Ringo Starr's Biography
Sir Richard Starkey MBE (born 7 July 1940), known professionally as Ringo Starr, is an English musician, songwriter, singer, and actor who gained worldwide fame as the drummer for the Beatles. He occasionally sang lead vocals, usually for one song on an album, including ''With a Little Help from My Friends'', ''Yellow Submarine'', ''Good Night'', and their cover of ''Act Naturally''. He also wrote the Beatles' songs ''Don't Pass Me By'' and ''Octopus's Garden'', and is credited as a co-writer of others, including ''What Goes On'' and ''Flying''.
Starr was twice afflicted by life-threatening illnesses during childhood, and he fell behind in school as a result of prolonged hospitalisations. In 1955, he entered the workforce and briefly held a position with British Rail before securing an apprenticeship at a Liverpool equipment manufacturer. Soon afterwards, he became interested in the UK skiffle craze and developed a fervent admiration for the genre. In 1957, he cofounded his first band, the Eddie Clayton Skiffle Group, which earned several prestigious local bookings before the fad succumbed to American rock and roll by early 1958.
When the Beatles were formed in 1960, Starr was a member of another Liverpool group, Rory Storm and the Hurricanes. After achieving moderate success with that band in the UK and Hamburg, he quit the Hurricanes and joined the Beatles in August 1962, when he replaced Pete Best. Starr played key roles in the Beatles' films and appeared in numerous others. After the band's break-up in 1970, he released several successful singles including the US number four hit ''It Don't Come Easy'', and number ones ''Photograph'' and ''You're Sixteen''. In 1972, he released his most successful UK single, ''Back Off Boogaloo'', which peaked at number two. He achieved commercial and critical success with his 1973 album Ringo, which was a top ten release in both the UK and the US. He has been featured in a number of documentaries and hosted television shows.
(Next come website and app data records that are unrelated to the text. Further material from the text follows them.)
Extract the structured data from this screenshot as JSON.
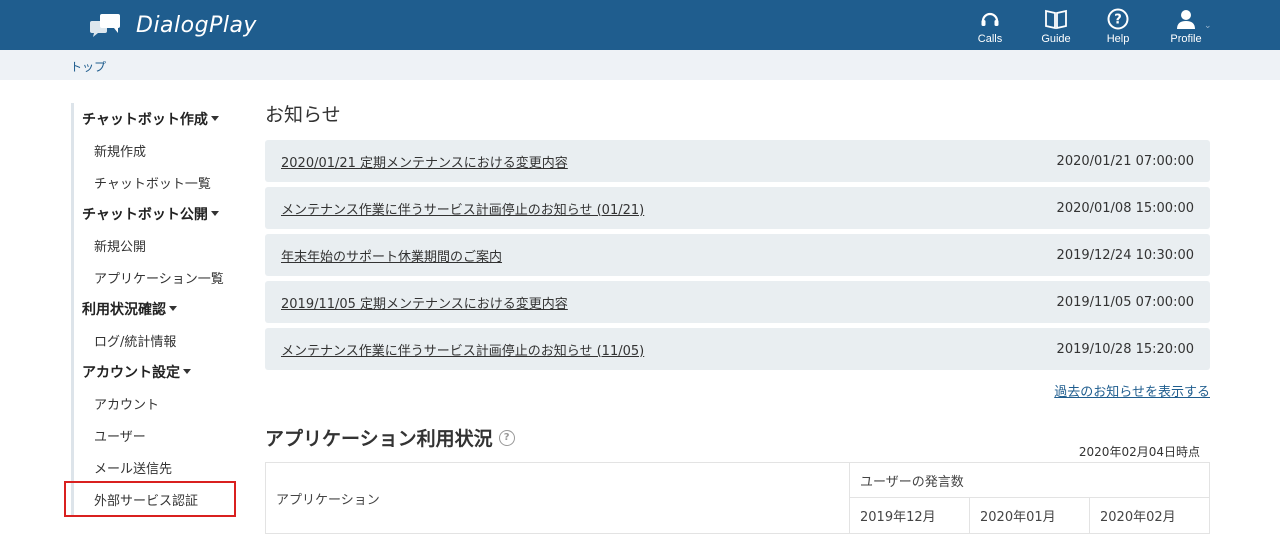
{
  "header": {
    "app_name": "DialogPlay",
    "nav": [
      {
        "label": "Calls",
        "icon": "headset-icon"
      },
      {
        "label": "Guide",
        "icon": "book-icon"
      },
      {
        "label": "Help",
        "icon": "question-icon"
      },
      {
        "label": "Profile",
        "icon": "user-icon"
      }
    ]
  },
  "breadcrumb": {
    "top": "トップ"
  },
  "sidebar": {
    "groups": [
      {
        "title": "チャットボット作成",
        "items": [
          "新規作成",
          "チャットボット一覧"
        ]
      },
      {
        "title": "チャットボット公開",
        "items": [
          "新規公開",
          "アプリケーション一覧"
        ]
      },
      {
        "title": "利用状況確認",
        "items": [
          "ログ/統計情報"
        ]
      },
      {
        "title": "アカウント設定",
        "items": [
          "アカウント",
          "ユーザー",
          "メール送信先",
          "外部サービス認証"
        ]
      }
    ]
  },
  "news": {
    "title": "お知らせ",
    "items": [
      {
        "text": "2020/01/21 定期メンテナンスにおける変更内容",
        "date": "2020/01/21 07:00:00"
      },
      {
        "text": "メンテナンス作業に伴うサービス計画停止のお知らせ (01/21)",
        "date": "2020/01/08 15:00:00"
      },
      {
        "text": "年末年始のサポート休業期間のご案内",
        "date": "2019/12/24 10:30:00"
      },
      {
        "text": "2019/11/05 定期メンテナンスにおける変更内容",
        "date": "2019/11/05 07:00:00"
      },
      {
        "text": "メンテナンス作業に伴うサービス計画停止のお知らせ (11/05)",
        "date": "2019/10/28 15:20:00"
      }
    ],
    "past_link": "過去のお知らせを表示する"
  },
  "usage": {
    "title": "アプリケーション利用状況",
    "as_of": "2020年02月04日時点",
    "table": {
      "app_header": "アプリケーション",
      "group_header": "ユーザーの発言数",
      "months": [
        "2019年12月",
        "2020年01月",
        "2020年02月"
      ]
    }
  },
  "colors": {
    "header_bg": "#1f5d8e",
    "highlight_border": "#d9201f",
    "news_row_bg": "#e9eef1"
  }
}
He also narrated the first two series of the children's television programme Thomas & Friends and portrayed ''Mr Conductor'' during the first season of the PBS children's television series Shining Time Station. Since 1989, he has toured with thirteen variations of Ringo Starr & His All-Starr Band.
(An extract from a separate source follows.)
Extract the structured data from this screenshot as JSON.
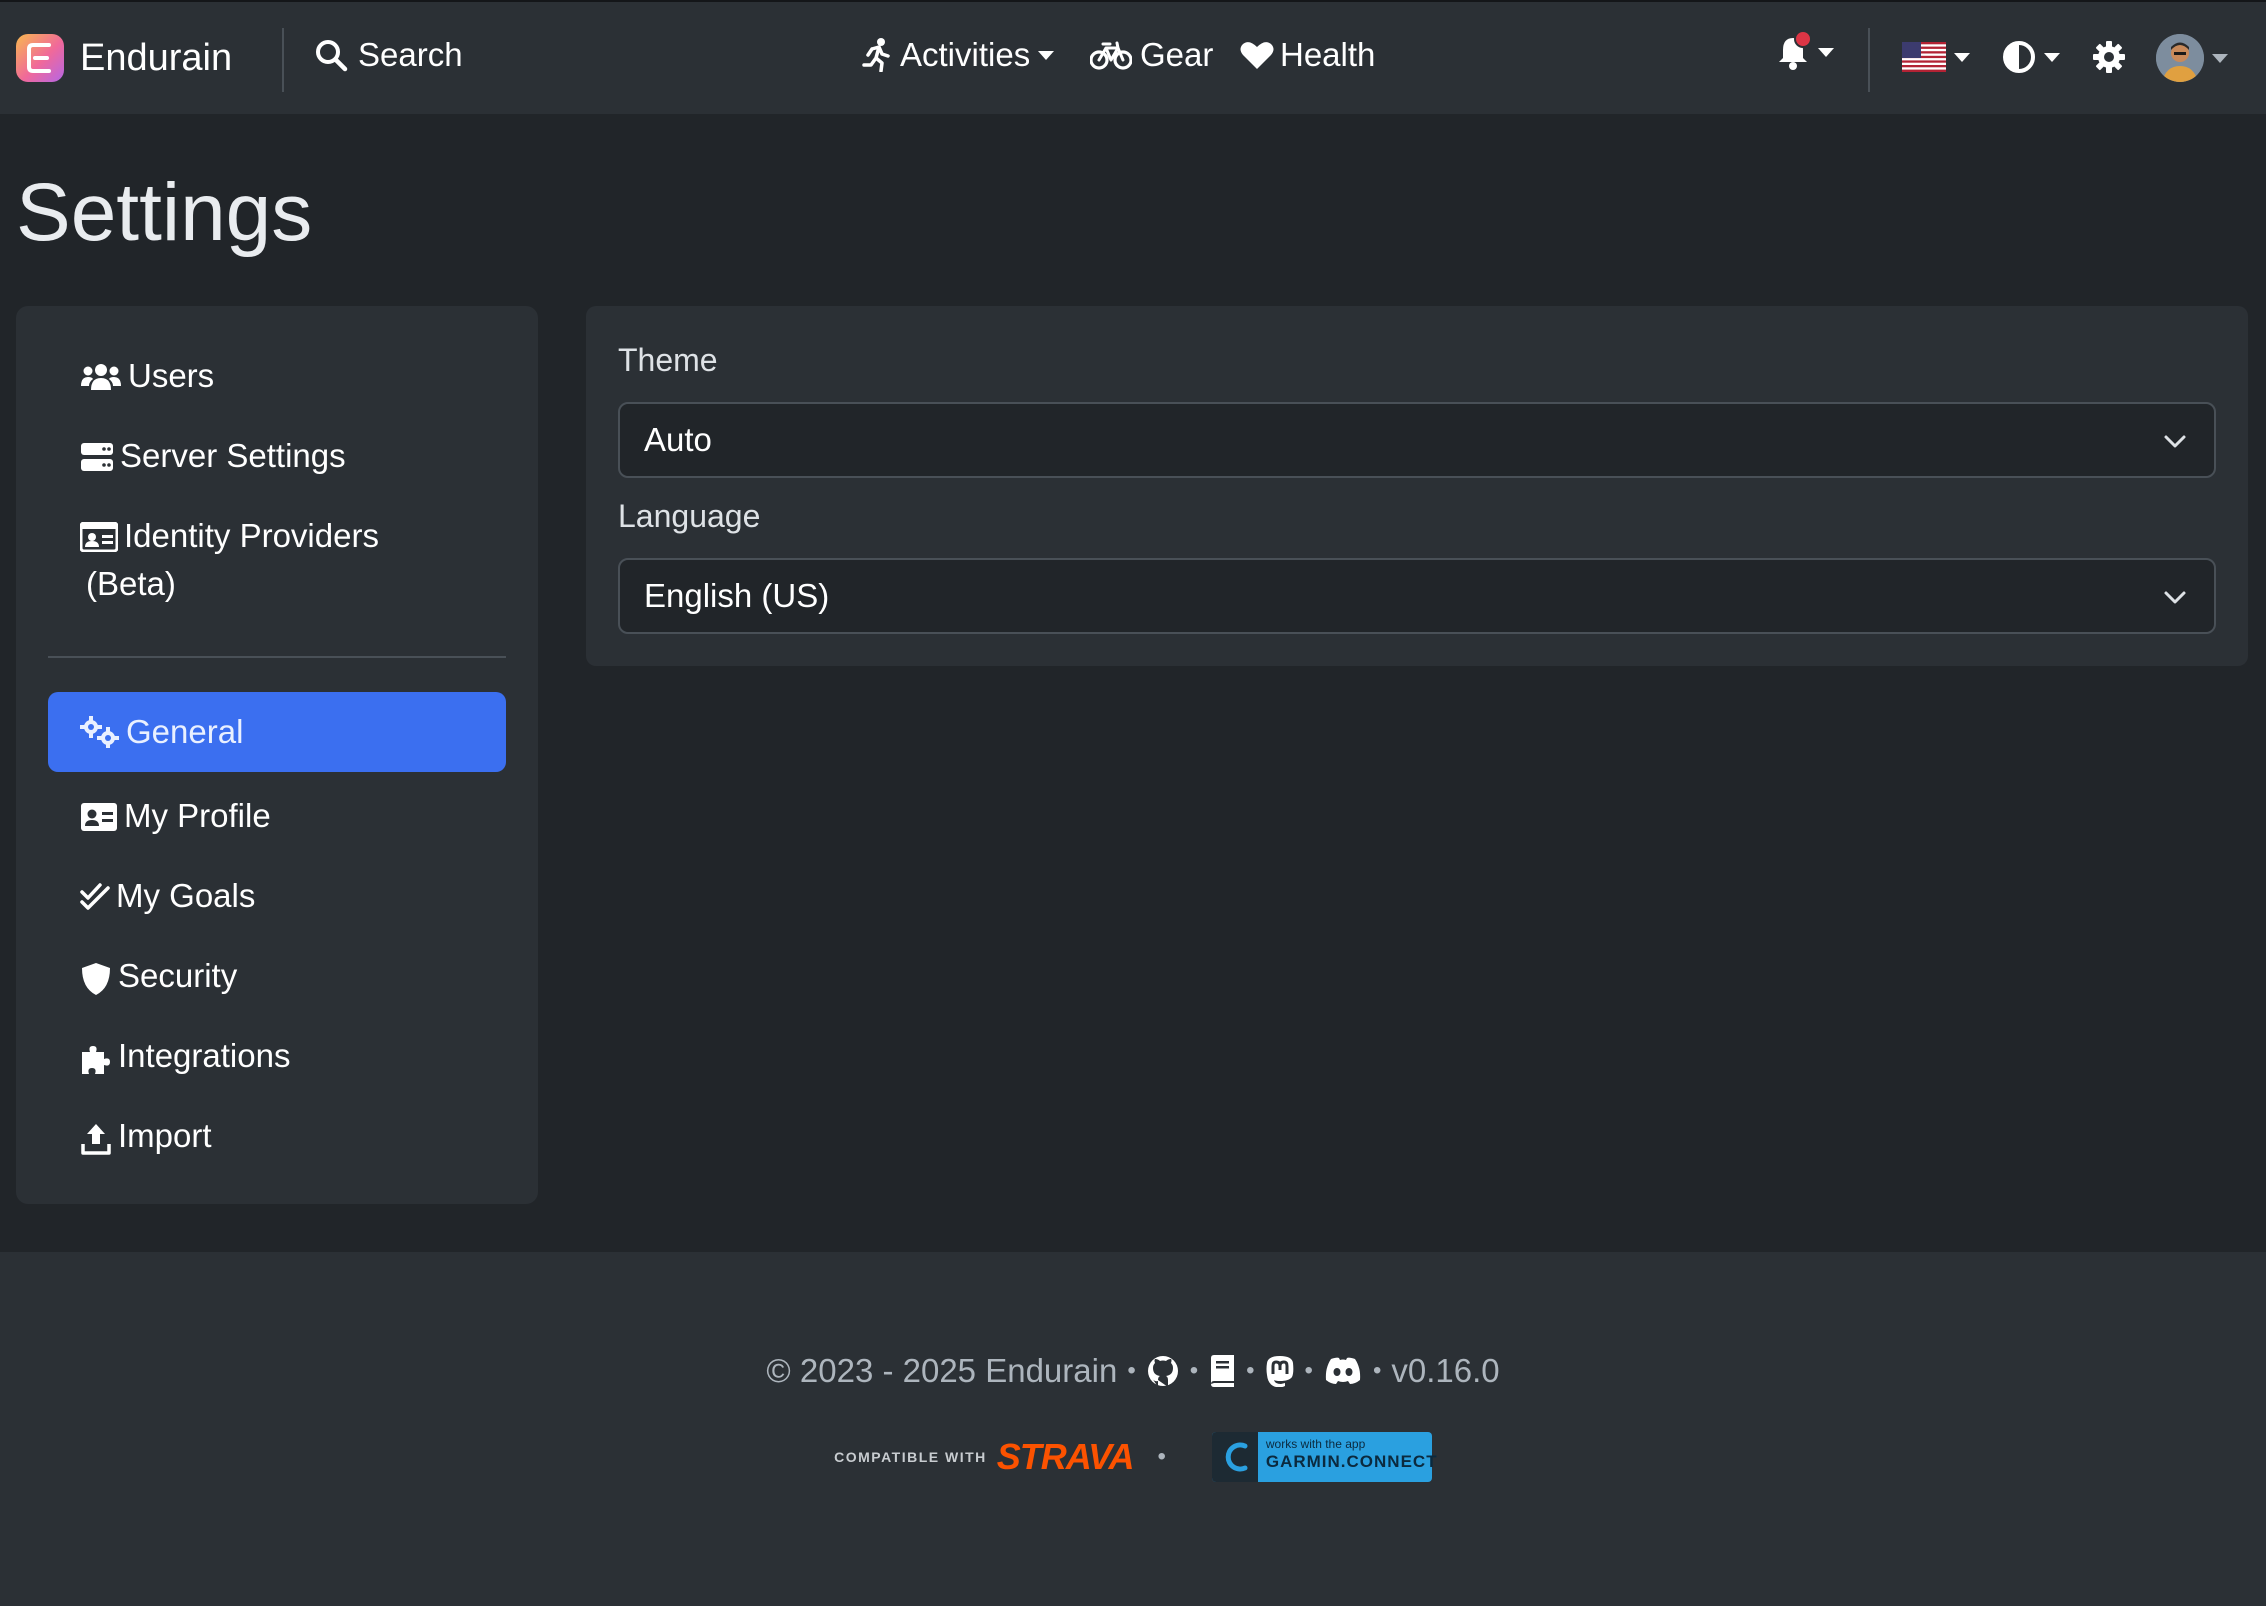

Starr's creative contribution to music has received praise from other drummers such as Phil Collins, who described him as ''a great musician'', and Steve Smith, who commented: ''Before Ringo, drum stars were measured by their soloing ability and virtuosity. Ringo's popularity brought forth a new paradigm ... we started to see the drummer as an equal participant in the compositional aspect ... His parts are so signature to the songs that you can listen to a Ringo drum part without the rest of the music and still identify the song.'' He was inducted into the Modern Drummer Hall of Fame in 1998. In 2011, Rolling Stone readers named Starr the fifth-greatest drummer of all time. Starr, who was previously inducted into the Rock and Roll Hall of Fame as a Beatle in 1988, was inducted for his solo career in 2015, making him one of 21 performers inducted more than once. He was appointed a Knight Bachelor in the 2018 New Year Honours for services to music. [wikipedia.org]